Task statement: For each entry that follows, produce an exact copy.

Data listing START

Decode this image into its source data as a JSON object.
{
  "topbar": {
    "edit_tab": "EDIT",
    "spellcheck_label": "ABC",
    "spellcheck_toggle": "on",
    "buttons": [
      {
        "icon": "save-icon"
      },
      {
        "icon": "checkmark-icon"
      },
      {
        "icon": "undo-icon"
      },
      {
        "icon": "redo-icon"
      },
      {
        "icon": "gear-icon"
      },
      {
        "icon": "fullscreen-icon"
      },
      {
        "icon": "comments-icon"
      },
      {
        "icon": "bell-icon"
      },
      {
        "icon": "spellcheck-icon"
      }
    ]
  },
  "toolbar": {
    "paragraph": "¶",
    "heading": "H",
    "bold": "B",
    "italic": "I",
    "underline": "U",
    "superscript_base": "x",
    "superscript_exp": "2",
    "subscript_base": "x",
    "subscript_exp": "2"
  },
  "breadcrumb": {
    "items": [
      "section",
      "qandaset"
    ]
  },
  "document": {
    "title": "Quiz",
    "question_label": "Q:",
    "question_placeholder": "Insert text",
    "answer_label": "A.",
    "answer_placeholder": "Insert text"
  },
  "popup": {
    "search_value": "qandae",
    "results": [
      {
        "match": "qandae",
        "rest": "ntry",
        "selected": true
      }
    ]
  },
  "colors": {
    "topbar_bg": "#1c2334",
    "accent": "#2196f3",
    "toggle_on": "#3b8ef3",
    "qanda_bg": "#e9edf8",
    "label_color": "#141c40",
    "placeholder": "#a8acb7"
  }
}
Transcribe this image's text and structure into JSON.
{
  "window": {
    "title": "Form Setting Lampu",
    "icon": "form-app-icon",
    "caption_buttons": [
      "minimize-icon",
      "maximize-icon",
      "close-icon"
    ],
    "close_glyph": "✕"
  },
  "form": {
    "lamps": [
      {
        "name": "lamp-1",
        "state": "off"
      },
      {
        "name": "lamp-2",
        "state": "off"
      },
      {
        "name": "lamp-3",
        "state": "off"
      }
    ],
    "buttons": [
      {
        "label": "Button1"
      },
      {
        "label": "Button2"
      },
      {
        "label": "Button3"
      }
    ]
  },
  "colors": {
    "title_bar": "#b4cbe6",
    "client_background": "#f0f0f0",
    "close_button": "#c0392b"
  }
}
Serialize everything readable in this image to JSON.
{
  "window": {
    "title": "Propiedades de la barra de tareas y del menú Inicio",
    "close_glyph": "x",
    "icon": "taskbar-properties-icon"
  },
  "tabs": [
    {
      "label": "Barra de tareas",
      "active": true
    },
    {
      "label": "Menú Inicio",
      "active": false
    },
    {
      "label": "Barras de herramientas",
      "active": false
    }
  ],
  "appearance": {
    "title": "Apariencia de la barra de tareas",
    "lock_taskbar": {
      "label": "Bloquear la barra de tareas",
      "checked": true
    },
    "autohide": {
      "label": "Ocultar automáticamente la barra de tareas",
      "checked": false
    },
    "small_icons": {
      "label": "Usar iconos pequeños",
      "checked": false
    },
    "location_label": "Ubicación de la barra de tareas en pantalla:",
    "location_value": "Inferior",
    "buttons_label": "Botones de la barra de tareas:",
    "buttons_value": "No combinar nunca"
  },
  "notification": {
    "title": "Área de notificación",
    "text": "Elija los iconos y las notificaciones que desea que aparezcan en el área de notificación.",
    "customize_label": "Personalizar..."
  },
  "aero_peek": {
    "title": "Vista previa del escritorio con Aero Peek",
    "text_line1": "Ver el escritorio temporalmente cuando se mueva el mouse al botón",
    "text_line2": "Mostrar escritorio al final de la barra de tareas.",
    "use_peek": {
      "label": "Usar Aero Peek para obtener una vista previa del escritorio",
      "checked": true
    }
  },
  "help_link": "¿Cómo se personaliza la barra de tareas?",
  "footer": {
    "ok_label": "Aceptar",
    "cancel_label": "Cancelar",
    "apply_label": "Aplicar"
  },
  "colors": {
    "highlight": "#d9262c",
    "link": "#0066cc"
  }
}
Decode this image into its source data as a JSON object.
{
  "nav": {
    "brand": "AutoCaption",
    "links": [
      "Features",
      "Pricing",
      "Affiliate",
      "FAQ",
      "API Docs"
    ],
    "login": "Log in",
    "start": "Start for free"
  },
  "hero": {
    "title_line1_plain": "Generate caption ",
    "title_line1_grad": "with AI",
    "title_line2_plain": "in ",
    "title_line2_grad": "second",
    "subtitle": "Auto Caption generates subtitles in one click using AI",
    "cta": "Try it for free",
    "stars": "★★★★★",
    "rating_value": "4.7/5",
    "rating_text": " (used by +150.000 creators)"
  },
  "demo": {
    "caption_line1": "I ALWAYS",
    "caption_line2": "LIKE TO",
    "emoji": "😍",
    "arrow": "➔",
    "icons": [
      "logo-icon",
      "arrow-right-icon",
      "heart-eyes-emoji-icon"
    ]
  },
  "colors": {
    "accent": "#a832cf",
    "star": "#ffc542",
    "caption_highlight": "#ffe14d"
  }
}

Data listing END

Solution to this problem:
Decode this image into its source data as a JSON object.
{
  "topbar": {
    "edit_tab": "EDIT",
    "spellcheck_label": "ABC",
    "spellcheck_toggle": "on",
    "buttons": [
      {
        "icon": "save-icon"
      },
      {
        "icon": "checkmark-icon"
      },
      {
        "icon": "undo-icon"
      },
      {
        "icon": "redo-icon"
      },
      {
        "icon": "gear-icon"
      },
      {
        "icon": "fullscreen-icon"
      },
      {
        "icon": "comments-icon"
      },
      {
        "icon": "bell-icon"
      },
      {
        "icon": "spellcheck-icon"
      }
    ]
  },
  "toolbar": {
    "paragraph": "¶",
    "heading": "H",
    "bold": "B",
    "italic": "I",
    "underline": "U",
    "superscript_base": "x",
    "superscript_exp": "2",
    "subscript_base": "x",
    "subscript_exp": "2"
  },
  "breadcrumb": {
    "items": [
      "section",
      "qandaset"
    ]
  },
  "document": {
    "title": "Quiz",
    "question_label": "Q:",
    "question_placeholder": "Insert text",
    "answer_label": "A.",
    "answer_placeholder": "Insert text"
  },
  "popup": {
    "search_value": "qandae",
    "results": [
      {
        "match": "qandae",
        "rest": "ntry",
        "selected": true
      }
    ]
  },
  "colors": {
    "topbar_bg": "#1c2334",
    "accent": "#2196f3",
    "toggle_on": "#3b8ef3",
    "qanda_bg": "#e9edf8",
    "label_color": "#141c40",
    "placeholder": "#a8acb7"
  }
}
Transcribe this image's text and structure into JSON.
{
  "window": {
    "title": "Form Setting Lampu",
    "icon": "form-app-icon",
    "caption_buttons": [
      "minimize-icon",
      "maximize-icon",
      "close-icon"
    ],
    "close_glyph": "✕"
  },
  "form": {
    "lamps": [
      {
        "name": "lamp-1",
        "state": "off"
      },
      {
        "name": "lamp-2",
        "state": "off"
      },
      {
        "name": "lamp-3",
        "state": "off"
      }
    ],
    "buttons": [
      {
        "label": "Button1"
      },
      {
        "label": "Button2"
      },
      {
        "label": "Button3"
      }
    ]
  },
  "colors": {
    "title_bar": "#b4cbe6",
    "client_background": "#f0f0f0",
    "close_button": "#c0392b"
  }
}
Serialize everything readable in this image to JSON.
{
  "window": {
    "title": "Propiedades de la barra de tareas y del menú Inicio",
    "close_glyph": "x",
    "icon": "taskbar-properties-icon"
  },
  "tabs": [
    {
      "label": "Barra de tareas",
      "active": true
    },
    {
      "label": "Menú Inicio",
      "active": false
    },
    {
      "label": "Barras de herramientas",
      "active": false
    }
  ],
  "appearance": {
    "title": "Apariencia de la barra de tareas",
    "lock_taskbar": {
      "label": "Bloquear la barra de tareas",
      "checked": true
    },
    "autohide": {
      "label": "Ocultar automáticamente la barra de tareas",
      "checked": false
    },
    "small_icons": {
      "label": "Usar iconos pequeños",
      "checked": false
    },
    "location_label": "Ubicación de la barra de tareas en pantalla:",
    "location_value": "Inferior",
    "buttons_label": "Botones de la barra de tareas:",
    "buttons_value": "No combinar nunca"
  },
  "notification": {
    "title": "Área de notificación",
    "text": "Elija los iconos y las notificaciones que desea que aparezcan en el área de notificación.",
    "customize_label": "Personalizar..."
  },
  "aero_peek": {
    "title": "Vista previa del escritorio con Aero Peek",
    "text_line1": "Ver el escritorio temporalmente cuando se mueva el mouse al botón",
    "text_line2": "Mostrar escritorio al final de la barra de tareas.",
    "use_peek": {
      "label": "Usar Aero Peek para obtener una vista previa del escritorio",
      "checked": true
    }
  },
  "help_link": "¿Cómo se personaliza la barra de tareas?",
  "footer": {
    "ok_label": "Aceptar",
    "cancel_label": "Cancelar",
    "apply_label": "Aplicar"
  },
  "colors": {
    "highlight": "#d9262c",
    "link": "#0066cc"
  }
}
Decode this image into its source data as a JSON object.
{
  "nav": {
    "brand": "AutoCaption",
    "links": [
      "Features",
      "Pricing",
      "Affiliate",
      "FAQ",
      "API Docs"
    ],
    "login": "Log in",
    "start": "Start for free"
  },
  "hero": {
    "title_line1_plain": "Generate caption ",
    "title_line1_grad": "with AI",
    "title_line2_plain": "in ",
    "title_line2_grad": "second",
    "subtitle": "Auto Caption generates subtitles in one click using AI",
    "cta": "Try it for free",
    "stars": "★★★★★",
    "rating_value": "4.7/5",
    "rating_text": " (used by +150.000 creators)"
  },
  "demo": {
    "caption_line1": "I ALWAYS",
    "caption_line2": "LIKE TO",
    "emoji": "😍",
    "arrow": "➔",
    "icons": [
      "logo-icon",
      "arrow-right-icon",
      "heart-eyes-emoji-icon"
    ]
  },
  "colors": {
    "accent": "#a832cf",
    "star": "#ffc542",
    "caption_highlight": "#ffe14d"
  }
}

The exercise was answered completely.